PuTTY CAC can be use with many types of cryptographic tokens such as Yubikeys and popular smart card models. The 'CAC' in 'PuTTY CAC' refers to Common Access Card, a smart card token used for US Government facilities which was one of the initial drivers for the development of PuTTY CAC.
PuTTY CAC is maintained independently from the US Government by the open source community.
- Microsoft Windows 7 or Later
- For CAPI support, an appropriate Windows smart card mini-driver must be installed. This is typically provided by the smart card manufacturer although many common hardware tokens are supported by OpenSC.
- For PKCS support, a PKCS #11 library (typically a DLL file) is needed to interface with the hardware token. This is typically provided by the smart card manufacturer although many common hardware tokens are supported by OpenSC.
You can find a basic set of instructions on the usage of United States Government's ID Management website under the 'SSH Using PuTTY-CAC' section:
For the purposes of PuTTY CAC, the certificate is simply a convenient way to reference a private/public key pair. If you want to use PuTTY CAC to securely logon to your system and do not have access to a Certificate Authority (CA), the certificate can be self-signed. Conversely, PuTTY CAC can be used in conjunction with managed SSH servers to enforce multifactor authentication. This can be done by ensuring that the OpenSSH authorized_keys file only contains public keys associated with hardware tokens either procedurally or by creating an index of all issued certs and looking them up through OpenSSH directives like AuthorizedKeysCommand.
Federal Information Processing Standards (FIPS) Compliance
The specific code used to interface with the hardware token utilizes the Microsoft cryptographic libraries which in turn are governed by system-level FIPS settings. However, PuTTY itself utilizes proprietary encryption and hashing for communication which has not undergone evaluation for FIPS compliance or certification.
Notes On Building PuTTY CAC
- Visual Studio 2019 with C++ Desktop Application Development
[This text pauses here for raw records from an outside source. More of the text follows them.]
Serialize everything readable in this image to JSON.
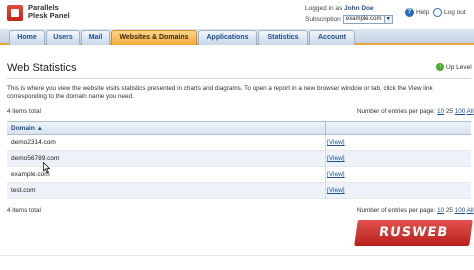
{
  "header": {
    "brand_line1": "Parallels",
    "brand_line2": "Plesk Panel",
    "logged_in_as_label": "Logged in as",
    "user_name": "John Doe",
    "subscription_label": "Subscription",
    "subscription_value": "example.com",
    "help_label": "Help",
    "logout_label": "Log out"
  },
  "tabs": [
    {
      "label": "Home"
    },
    {
      "label": "Users"
    },
    {
      "label": "Mail"
    },
    {
      "label": "Websites & Domains",
      "active": true
    },
    {
      "label": "Applications"
    },
    {
      "label": "Statistics"
    },
    {
      "label": "Account"
    }
  ],
  "page": {
    "title": "Web Statistics",
    "up_level": "Up Level",
    "description": "This is where you view the website visits statistics presented in charts and diagrams. To open a report in a new browser window or tab, click the View link corresponding to the domain name you need."
  },
  "list": {
    "items_total": "4 items total",
    "entries_label": "Number of entries per page:",
    "page_sizes": [
      "10",
      "25",
      "100",
      "All"
    ],
    "column_domain": "Domain",
    "sort_indicator": "▲",
    "rows": [
      {
        "domain": "demo2314.com",
        "action": "[View]"
      },
      {
        "domain": "demo56789.com",
        "action": "[View]"
      },
      {
        "domain": "example.com",
        "action": "[View]"
      },
      {
        "domain": "test.com",
        "action": "[View]"
      }
    ]
  },
  "watermark": "RUSWEB",
  "colors": {
    "accent_tab": "#f2a93a",
    "link": "#1f4f8a",
    "tab_bar": "#c3d2e4"
  }
}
- WiX Toolset (to build the MSI files)
- Windows PowerShell (to build the MSI/ZIP/Hash files)
Visual Studio Notes
- Solution File: 'Code\windows\VS2019\putty.sln'